Getting to the Art of the matter! New scanner helps spot fakes with 12-hour-probing
A scanning device that can help spot fake paintings is being put to work at the National Museum in Kraków.
The Spectrometer, worth 1,150 million złoty, scans a picture for 12 hours during which a list of elements found in the work is obtained, allowing conservators to determine, among other things, the type of pigments used to create the image.
It also shows how the artist created the work and, crucially, whether the image is authentic or was later retouched or corrupted, reports the online science portal Nauka w Polsce.
Katarzyna Novljakovic, head of conservation at the Princes Czartoryski Museum, which is part of the National Museum in Kraków said: "Modern laboratory tests are non-intrusive tests which allow for very accurate analysis of the image.
“Not only with its state of preservation, but also with the technological construction and materials used."
Painting forgeries are surprisingly common in the art world. Museums are not immune; for them fake art can be an expensive mistake.
Last year, it emerged that more than half the art at the Musée Terrus, a small museum in southern France, was forged. The paintings had cost around 160,000 euros.
Long the domain of forgery experts, art dealers and museums are increasingly turning to science to check whether a painting is fake.
In addition to paintings, the new spectrometer at the Princes Czartoryski Museum can scan other flat artefacts, just as coins, weapons and small sculptures.

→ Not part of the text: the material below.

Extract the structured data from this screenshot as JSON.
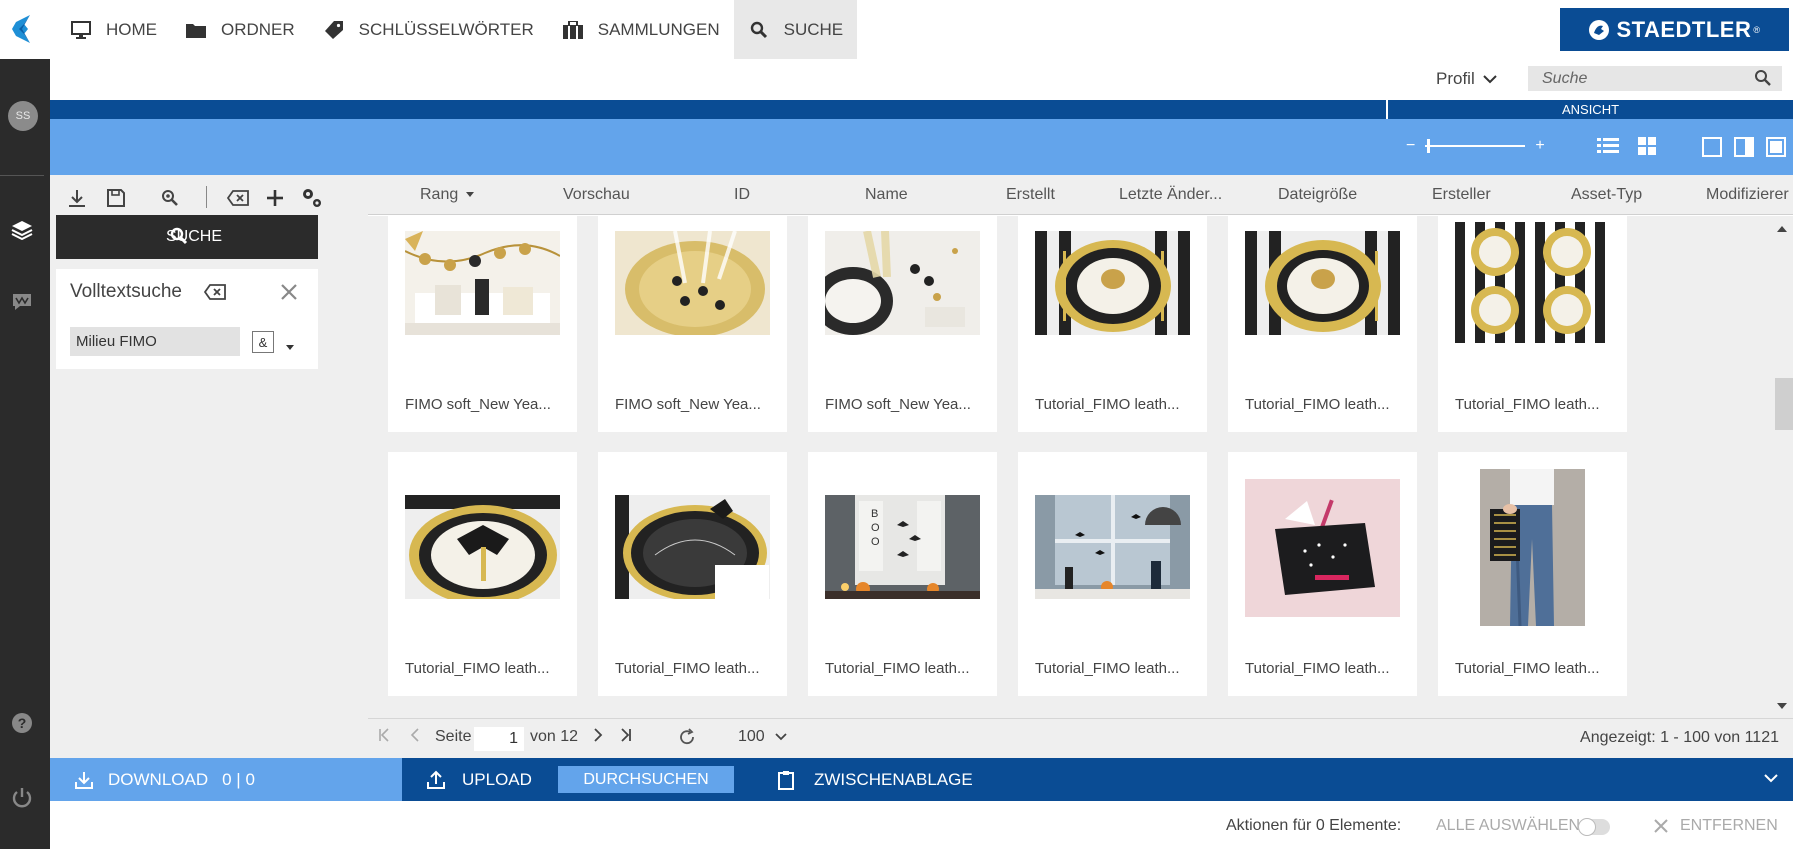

This process offers a valuable insight into when the object was made.
For example, if a painting contains pigments that did not exist until centuries later, it is likely to be a forgery or to have been altered in some way.

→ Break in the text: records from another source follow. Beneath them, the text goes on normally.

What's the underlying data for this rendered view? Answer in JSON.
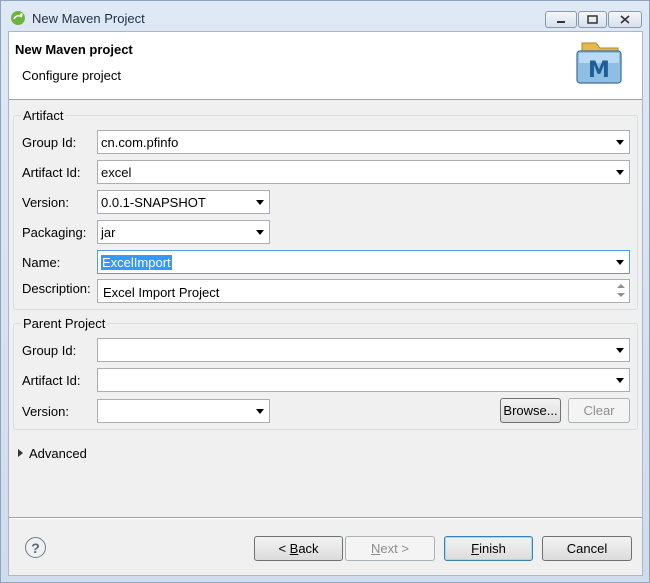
{
  "window": {
    "title": "New Maven Project"
  },
  "banner": {
    "title": "New Maven project",
    "subtitle": "Configure project",
    "logo_letter": "M"
  },
  "artifact": {
    "label": "Artifact",
    "group_id": {
      "label": "Group Id:",
      "value": "cn.com.pfinfo"
    },
    "artifact_id": {
      "label": "Artifact Id:",
      "value": "excel"
    },
    "version": {
      "label": "Version:",
      "value": "0.0.1-SNAPSHOT"
    },
    "packaging": {
      "label": "Packaging:",
      "value": "jar"
    },
    "name": {
      "label": "Name:",
      "value": "ExcelImport"
    },
    "description": {
      "label": "Description:",
      "value": "Excel Import Project"
    }
  },
  "parent": {
    "label": "Parent Project",
    "group_id": {
      "label": "Group Id:",
      "value": ""
    },
    "artifact_id": {
      "label": "Artifact Id:",
      "value": ""
    },
    "version": {
      "label": "Version:",
      "value": ""
    },
    "browse_label": "Browse...",
    "clear_label": "Clear"
  },
  "advanced": {
    "label": "Advanced"
  },
  "buttons": {
    "help_glyph": "?",
    "back_prefix": "< ",
    "back_mnemonic": "B",
    "back_rest": "ack",
    "next_mnemonic": "N",
    "next_rest": "ext >",
    "finish_mnemonic": "F",
    "finish_rest": "inish",
    "cancel": "Cancel"
  }
}
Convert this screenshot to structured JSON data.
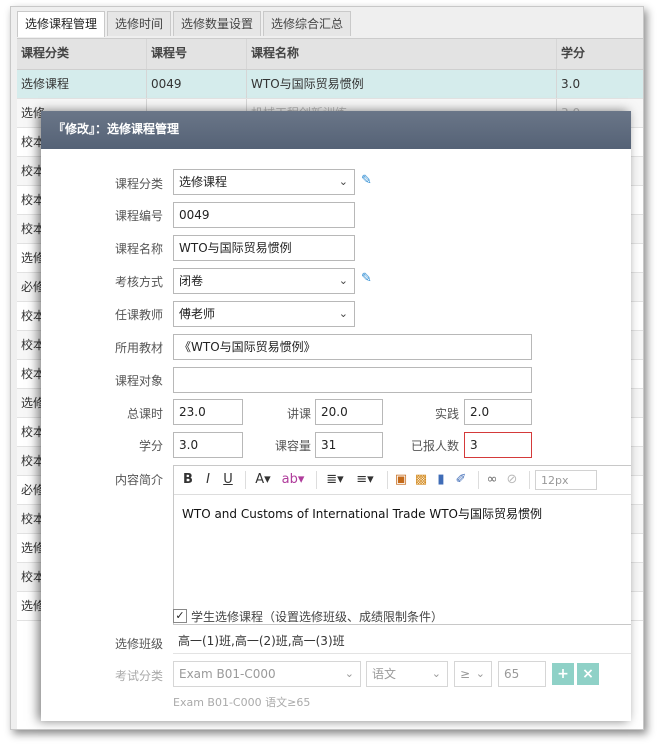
{
  "tabs": [
    "选修课程管理",
    "选修时间",
    "选修数量设置",
    "选修综合汇总"
  ],
  "grid": {
    "headers": [
      "课程分类",
      "课程号",
      "课程名称",
      "学分"
    ],
    "rows": [
      {
        "cat": "选修课程",
        "code": "0049",
        "name": "WTO与国际贸易惯例",
        "credit": "3.0"
      },
      {
        "cat": "选修",
        "code": "",
        "name": "机械工程创新训练",
        "credit": "3.0"
      },
      {
        "cat": "校本",
        "code": "",
        "name": "",
        "credit": ""
      },
      {
        "cat": "校本",
        "code": "",
        "name": "",
        "credit": ""
      },
      {
        "cat": "校本",
        "code": "",
        "name": "",
        "credit": ""
      },
      {
        "cat": "校本",
        "code": "",
        "name": "",
        "credit": ""
      },
      {
        "cat": "选修",
        "code": "",
        "name": "",
        "credit": ""
      },
      {
        "cat": "必修",
        "code": "",
        "name": "",
        "credit": ""
      },
      {
        "cat": "校本",
        "code": "",
        "name": "",
        "credit": ""
      },
      {
        "cat": "校本",
        "code": "",
        "name": "",
        "credit": ""
      },
      {
        "cat": "校本",
        "code": "",
        "name": "",
        "credit": ""
      },
      {
        "cat": "选修",
        "code": "",
        "name": "",
        "credit": ""
      },
      {
        "cat": "校本",
        "code": "",
        "name": "",
        "credit": ""
      },
      {
        "cat": "校本",
        "code": "",
        "name": "",
        "credit": ""
      },
      {
        "cat": "必修",
        "code": "",
        "name": "",
        "credit": ""
      },
      {
        "cat": "校本",
        "code": "",
        "name": "",
        "credit": ""
      },
      {
        "cat": "选修",
        "code": "",
        "name": "",
        "credit": ""
      },
      {
        "cat": "校本",
        "code": "",
        "name": "",
        "credit": ""
      },
      {
        "cat": "选修",
        "code": "",
        "name": "",
        "credit": ""
      }
    ]
  },
  "dialog": {
    "title": "『修改』：选修课程管理",
    "labels": {
      "category": "课程分类",
      "code": "课程编号",
      "name": "课程名称",
      "exam": "考核方式",
      "teacher": "任课教师",
      "textbook": "所用教材",
      "target": "课程对象",
      "total_hours": "总课时",
      "lecture": "讲课",
      "practice": "实践",
      "credit": "学分",
      "capacity": "课容量",
      "enrolled": "已报人数",
      "intro": "内容简介",
      "classes": "选修班级",
      "exam_cat": "考试分类"
    },
    "values": {
      "category": "选修课程",
      "code": "0049",
      "name": "WTO与国际贸易惯例",
      "exam": "闭卷",
      "teacher": "傅老师",
      "textbook": "《WTO与国际贸易惯例》",
      "target": "",
      "total_hours": "23.0",
      "lecture": "20.0",
      "practice": "2.0",
      "credit": "3.0",
      "capacity": "31",
      "enrolled": "3",
      "intro": "WTO and Customs of International Trade WTO与国际贸易惯例",
      "student_choose": "学生选修课程（设置选修班级、成绩限制条件）",
      "classes": "高一(1)班,高一(2)班,高一(3)班",
      "exam_cat": "Exam B01-C000",
      "subject": "语文",
      "op": "≥",
      "score": "65",
      "condition_text": "Exam B01-C000 语文≥65"
    },
    "toolbar": {
      "font_size": "12px"
    }
  }
}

Crucially, this method is non-invasive, preventing damage to the works of art.
The spectrometer will be put to work at the Museum’s Laboratory of Analysis and Non-Destructive Testing of Objects (LANBOZ).

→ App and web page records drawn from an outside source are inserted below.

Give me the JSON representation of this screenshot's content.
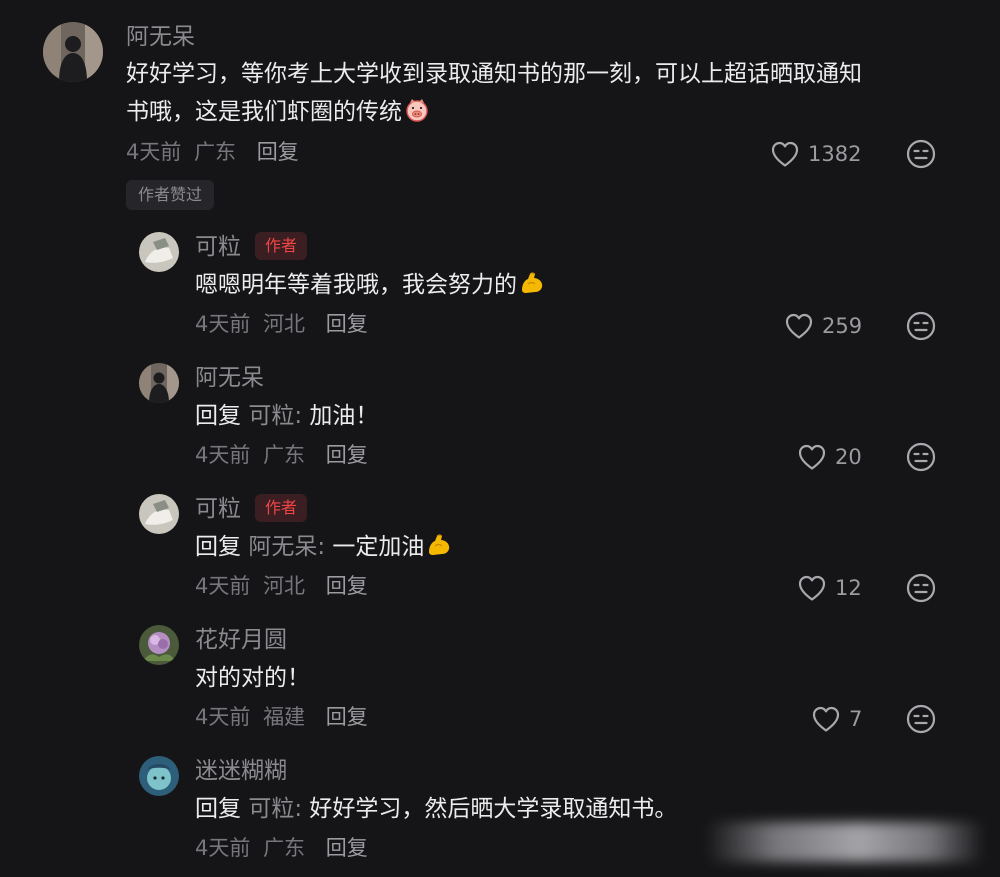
{
  "comments": [
    {
      "user": "阿无呆",
      "text": "好好学习，等你考上大学收到录取通知书的那一刻，可以上超话晒取通知",
      "text2": "书哦，这是我们虾圈的传统",
      "time": "4天前",
      "location": "广东",
      "reply_label": "回复",
      "likes": "1382",
      "liked_by_author": "作者赞过"
    },
    {
      "user": "可粒",
      "badge": "作者",
      "text": "嗯嗯明年等着我哦，我会努力的",
      "time": "4天前",
      "location": "河北",
      "reply_label": "回复",
      "likes": "259"
    },
    {
      "user": "阿无呆",
      "prefix": "回复",
      "ref": "可粒:",
      "text": "加油！",
      "time": "4天前",
      "location": "广东",
      "reply_label": "回复",
      "likes": "20"
    },
    {
      "user": "可粒",
      "badge": "作者",
      "prefix": "回复",
      "ref": "阿无呆:",
      "text": "一定加油",
      "time": "4天前",
      "location": "河北",
      "reply_label": "回复",
      "likes": "12"
    },
    {
      "user": "花好月圆",
      "text": "对的对的！",
      "time": "4天前",
      "location": "福建",
      "reply_label": "回复",
      "likes": "7"
    },
    {
      "user": "迷迷糊糊",
      "prefix": "回复",
      "ref": "可粒:",
      "text": "好好学习，然后晒大学录取通知书。",
      "time": "4天前",
      "location": "广东",
      "reply_label": "回复"
    }
  ],
  "icons": {
    "like": "heart-outline-icon",
    "dislike": "meh-face-icon",
    "emoji_peach": "pig-face-emoji",
    "emoji_muscle": "flexed-biceps-emoji"
  },
  "colors": {
    "background": "#151517",
    "author_badge": "#f04545",
    "text": "#ececee",
    "muted": "#8a8a8f"
  }
}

The first and best-equipped laboratory of this kind in Poland, it examines around 200 works of art per year using non-invasive methods.
The device has already been used to examine works from the Princes Czartoryski Museum’s collection, including Gustav Klimt’s "Judith with the head of Holofernes".